▸ **What is being asked**
If a line below contains "Operators", add it to your tally, then answer with the tally alone.

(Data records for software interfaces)
------------------------------
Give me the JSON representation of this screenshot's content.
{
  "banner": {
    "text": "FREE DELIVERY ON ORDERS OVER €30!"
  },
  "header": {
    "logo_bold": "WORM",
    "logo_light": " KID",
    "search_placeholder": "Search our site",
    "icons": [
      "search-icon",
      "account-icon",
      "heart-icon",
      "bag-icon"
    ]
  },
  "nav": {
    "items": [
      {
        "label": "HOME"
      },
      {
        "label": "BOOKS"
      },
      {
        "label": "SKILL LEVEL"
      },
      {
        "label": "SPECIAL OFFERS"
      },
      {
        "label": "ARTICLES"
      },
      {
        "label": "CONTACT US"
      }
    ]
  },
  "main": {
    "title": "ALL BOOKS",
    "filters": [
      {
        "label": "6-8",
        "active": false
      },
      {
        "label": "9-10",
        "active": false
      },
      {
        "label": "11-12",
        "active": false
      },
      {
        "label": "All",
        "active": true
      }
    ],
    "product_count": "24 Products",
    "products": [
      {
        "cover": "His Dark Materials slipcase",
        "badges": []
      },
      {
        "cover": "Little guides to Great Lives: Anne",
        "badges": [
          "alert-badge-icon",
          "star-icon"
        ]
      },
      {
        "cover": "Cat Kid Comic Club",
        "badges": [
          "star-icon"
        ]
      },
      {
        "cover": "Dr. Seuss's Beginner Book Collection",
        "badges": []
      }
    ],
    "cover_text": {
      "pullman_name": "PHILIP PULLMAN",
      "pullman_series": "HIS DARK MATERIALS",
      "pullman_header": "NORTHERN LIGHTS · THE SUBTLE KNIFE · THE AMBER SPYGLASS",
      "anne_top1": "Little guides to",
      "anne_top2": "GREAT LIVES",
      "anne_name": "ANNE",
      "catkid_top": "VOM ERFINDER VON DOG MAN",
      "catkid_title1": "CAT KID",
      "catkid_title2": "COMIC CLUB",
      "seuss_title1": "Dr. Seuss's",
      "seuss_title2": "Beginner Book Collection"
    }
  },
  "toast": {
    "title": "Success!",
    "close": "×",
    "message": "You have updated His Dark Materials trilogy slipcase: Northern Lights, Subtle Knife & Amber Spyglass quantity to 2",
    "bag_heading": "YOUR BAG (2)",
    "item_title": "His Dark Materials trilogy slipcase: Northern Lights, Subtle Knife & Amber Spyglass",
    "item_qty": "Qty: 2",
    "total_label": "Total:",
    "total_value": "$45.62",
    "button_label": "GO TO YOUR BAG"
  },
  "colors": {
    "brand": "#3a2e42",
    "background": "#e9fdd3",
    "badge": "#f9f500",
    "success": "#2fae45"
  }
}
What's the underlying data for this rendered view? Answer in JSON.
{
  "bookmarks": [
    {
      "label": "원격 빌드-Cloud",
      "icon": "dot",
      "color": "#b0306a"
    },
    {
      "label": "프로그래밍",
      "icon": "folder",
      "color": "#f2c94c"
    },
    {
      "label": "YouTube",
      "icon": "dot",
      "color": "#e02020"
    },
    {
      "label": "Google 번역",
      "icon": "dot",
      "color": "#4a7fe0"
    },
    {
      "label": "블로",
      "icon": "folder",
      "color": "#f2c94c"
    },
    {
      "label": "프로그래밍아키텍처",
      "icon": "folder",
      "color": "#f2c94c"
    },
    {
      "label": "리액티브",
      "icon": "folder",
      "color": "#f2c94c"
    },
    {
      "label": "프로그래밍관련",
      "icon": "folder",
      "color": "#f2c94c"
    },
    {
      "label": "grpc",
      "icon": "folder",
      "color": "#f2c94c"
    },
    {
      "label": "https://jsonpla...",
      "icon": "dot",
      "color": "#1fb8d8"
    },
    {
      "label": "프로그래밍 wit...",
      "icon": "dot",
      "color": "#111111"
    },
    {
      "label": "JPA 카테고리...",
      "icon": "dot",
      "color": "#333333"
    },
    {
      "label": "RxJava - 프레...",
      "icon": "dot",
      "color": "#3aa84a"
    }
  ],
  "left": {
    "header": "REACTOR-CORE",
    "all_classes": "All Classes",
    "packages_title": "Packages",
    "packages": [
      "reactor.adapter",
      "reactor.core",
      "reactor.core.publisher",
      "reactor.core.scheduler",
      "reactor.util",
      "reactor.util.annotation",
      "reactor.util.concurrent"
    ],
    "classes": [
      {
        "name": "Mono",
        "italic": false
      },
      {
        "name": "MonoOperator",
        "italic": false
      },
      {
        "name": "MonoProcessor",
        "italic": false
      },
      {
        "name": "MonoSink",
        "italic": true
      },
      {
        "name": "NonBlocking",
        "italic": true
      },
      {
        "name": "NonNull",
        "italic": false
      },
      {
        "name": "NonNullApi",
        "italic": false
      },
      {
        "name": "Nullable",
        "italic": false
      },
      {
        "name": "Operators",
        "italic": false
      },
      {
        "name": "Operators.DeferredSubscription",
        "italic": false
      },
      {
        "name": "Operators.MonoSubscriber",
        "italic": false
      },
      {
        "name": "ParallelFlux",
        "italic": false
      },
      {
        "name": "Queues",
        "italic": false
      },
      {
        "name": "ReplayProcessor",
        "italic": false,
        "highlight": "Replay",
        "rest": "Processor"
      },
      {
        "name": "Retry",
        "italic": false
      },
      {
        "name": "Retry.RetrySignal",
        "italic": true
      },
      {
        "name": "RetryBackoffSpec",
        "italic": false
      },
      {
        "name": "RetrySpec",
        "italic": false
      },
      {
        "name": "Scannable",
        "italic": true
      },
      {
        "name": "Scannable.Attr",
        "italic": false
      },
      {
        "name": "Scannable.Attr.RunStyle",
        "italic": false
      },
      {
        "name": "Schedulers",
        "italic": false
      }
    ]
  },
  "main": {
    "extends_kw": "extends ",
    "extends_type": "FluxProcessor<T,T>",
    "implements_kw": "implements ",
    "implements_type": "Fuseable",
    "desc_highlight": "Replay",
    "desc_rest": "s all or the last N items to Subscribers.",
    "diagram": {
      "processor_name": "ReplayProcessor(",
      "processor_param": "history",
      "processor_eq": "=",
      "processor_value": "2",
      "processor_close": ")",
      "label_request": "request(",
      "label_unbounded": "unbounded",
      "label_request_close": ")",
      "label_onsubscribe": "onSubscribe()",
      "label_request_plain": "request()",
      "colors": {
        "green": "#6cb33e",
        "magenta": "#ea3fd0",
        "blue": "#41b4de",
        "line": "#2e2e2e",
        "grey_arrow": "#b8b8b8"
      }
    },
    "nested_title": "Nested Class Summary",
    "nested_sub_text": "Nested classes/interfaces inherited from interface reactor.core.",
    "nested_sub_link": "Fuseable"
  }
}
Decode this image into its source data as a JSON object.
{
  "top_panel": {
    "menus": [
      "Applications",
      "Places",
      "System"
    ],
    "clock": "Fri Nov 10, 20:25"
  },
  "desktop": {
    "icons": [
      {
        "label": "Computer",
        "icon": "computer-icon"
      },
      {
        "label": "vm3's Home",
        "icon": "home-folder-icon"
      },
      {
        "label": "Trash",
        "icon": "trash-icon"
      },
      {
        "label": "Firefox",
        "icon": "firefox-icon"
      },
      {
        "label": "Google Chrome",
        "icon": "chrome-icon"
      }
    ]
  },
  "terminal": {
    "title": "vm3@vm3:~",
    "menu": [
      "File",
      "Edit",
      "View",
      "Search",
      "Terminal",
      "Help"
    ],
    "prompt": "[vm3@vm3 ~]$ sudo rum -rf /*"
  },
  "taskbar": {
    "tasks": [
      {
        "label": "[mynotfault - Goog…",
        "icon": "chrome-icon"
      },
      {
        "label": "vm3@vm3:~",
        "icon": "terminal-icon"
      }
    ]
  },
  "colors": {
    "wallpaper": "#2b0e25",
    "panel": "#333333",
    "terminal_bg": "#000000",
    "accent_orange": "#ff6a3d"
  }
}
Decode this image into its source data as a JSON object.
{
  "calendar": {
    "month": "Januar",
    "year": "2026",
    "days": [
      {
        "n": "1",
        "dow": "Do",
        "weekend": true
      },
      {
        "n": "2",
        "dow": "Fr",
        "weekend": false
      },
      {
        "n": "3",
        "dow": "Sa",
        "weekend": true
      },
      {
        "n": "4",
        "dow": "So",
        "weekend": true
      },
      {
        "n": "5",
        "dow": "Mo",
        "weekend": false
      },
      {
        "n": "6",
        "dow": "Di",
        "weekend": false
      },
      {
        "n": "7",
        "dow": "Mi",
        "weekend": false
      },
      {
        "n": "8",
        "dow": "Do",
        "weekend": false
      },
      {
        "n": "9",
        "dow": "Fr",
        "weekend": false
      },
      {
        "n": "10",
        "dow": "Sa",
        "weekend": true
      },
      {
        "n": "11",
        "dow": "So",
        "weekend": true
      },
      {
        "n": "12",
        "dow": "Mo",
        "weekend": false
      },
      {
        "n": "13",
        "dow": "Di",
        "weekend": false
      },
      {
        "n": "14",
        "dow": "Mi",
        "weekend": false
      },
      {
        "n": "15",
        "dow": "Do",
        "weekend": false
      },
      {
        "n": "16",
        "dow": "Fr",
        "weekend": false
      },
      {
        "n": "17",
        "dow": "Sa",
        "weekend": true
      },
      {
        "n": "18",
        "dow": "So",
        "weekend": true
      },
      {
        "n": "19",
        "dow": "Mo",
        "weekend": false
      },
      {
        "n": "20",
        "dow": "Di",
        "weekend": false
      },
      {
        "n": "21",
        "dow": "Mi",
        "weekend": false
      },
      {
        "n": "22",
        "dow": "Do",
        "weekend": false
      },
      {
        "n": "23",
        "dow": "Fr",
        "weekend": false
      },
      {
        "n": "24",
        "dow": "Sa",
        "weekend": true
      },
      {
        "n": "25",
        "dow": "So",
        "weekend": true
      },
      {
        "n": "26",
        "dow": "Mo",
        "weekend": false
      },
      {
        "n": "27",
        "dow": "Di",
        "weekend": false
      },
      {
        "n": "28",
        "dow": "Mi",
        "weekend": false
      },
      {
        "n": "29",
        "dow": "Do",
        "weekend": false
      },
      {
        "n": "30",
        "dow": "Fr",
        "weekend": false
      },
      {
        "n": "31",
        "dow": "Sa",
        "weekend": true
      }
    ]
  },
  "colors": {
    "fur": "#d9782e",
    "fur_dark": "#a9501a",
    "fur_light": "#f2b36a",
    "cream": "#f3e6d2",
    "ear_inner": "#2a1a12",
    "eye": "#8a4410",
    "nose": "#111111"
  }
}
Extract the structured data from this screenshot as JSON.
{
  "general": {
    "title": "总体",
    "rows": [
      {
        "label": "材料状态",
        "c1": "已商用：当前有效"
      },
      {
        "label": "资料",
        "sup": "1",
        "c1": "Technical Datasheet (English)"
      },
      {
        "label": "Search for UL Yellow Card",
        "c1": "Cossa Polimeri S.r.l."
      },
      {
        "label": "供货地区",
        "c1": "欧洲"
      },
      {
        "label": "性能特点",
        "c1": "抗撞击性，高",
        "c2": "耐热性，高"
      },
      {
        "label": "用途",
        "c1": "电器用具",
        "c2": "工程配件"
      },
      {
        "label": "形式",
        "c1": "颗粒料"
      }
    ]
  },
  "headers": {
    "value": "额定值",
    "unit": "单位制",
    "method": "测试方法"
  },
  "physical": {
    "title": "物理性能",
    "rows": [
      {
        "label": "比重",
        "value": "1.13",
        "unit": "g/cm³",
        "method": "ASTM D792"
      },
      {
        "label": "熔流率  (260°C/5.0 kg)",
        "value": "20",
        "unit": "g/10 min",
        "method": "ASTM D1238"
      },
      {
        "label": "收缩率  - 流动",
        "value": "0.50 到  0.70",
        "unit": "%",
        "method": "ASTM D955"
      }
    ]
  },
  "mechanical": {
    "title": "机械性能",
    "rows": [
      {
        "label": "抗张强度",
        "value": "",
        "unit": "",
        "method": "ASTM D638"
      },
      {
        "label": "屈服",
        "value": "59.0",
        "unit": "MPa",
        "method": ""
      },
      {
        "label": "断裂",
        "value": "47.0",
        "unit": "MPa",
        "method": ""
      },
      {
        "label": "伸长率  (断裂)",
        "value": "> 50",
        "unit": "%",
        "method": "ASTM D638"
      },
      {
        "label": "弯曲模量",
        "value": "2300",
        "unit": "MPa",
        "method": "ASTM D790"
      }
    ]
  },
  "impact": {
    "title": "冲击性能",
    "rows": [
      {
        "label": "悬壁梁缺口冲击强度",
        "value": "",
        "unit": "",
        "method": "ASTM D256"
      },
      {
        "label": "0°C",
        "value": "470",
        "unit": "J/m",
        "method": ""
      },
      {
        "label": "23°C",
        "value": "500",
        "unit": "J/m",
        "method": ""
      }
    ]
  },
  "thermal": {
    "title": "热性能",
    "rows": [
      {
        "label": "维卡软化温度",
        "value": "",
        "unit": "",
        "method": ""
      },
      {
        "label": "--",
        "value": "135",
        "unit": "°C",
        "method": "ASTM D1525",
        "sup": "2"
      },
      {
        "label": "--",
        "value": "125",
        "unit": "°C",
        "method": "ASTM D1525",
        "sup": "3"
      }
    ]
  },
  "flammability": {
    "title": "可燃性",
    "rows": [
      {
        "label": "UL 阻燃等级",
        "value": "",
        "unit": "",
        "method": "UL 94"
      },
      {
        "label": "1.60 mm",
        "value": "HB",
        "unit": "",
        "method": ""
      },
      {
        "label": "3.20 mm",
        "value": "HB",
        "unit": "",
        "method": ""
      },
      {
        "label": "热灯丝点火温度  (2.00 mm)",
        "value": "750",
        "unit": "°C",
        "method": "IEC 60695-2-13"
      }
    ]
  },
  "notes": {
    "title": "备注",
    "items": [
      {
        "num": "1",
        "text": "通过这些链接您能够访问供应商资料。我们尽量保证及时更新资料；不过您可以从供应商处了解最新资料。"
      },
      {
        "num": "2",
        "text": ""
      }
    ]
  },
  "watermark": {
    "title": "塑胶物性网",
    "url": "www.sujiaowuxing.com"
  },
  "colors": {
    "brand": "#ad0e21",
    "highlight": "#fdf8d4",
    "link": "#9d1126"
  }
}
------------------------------
▸ **Response to the task**
3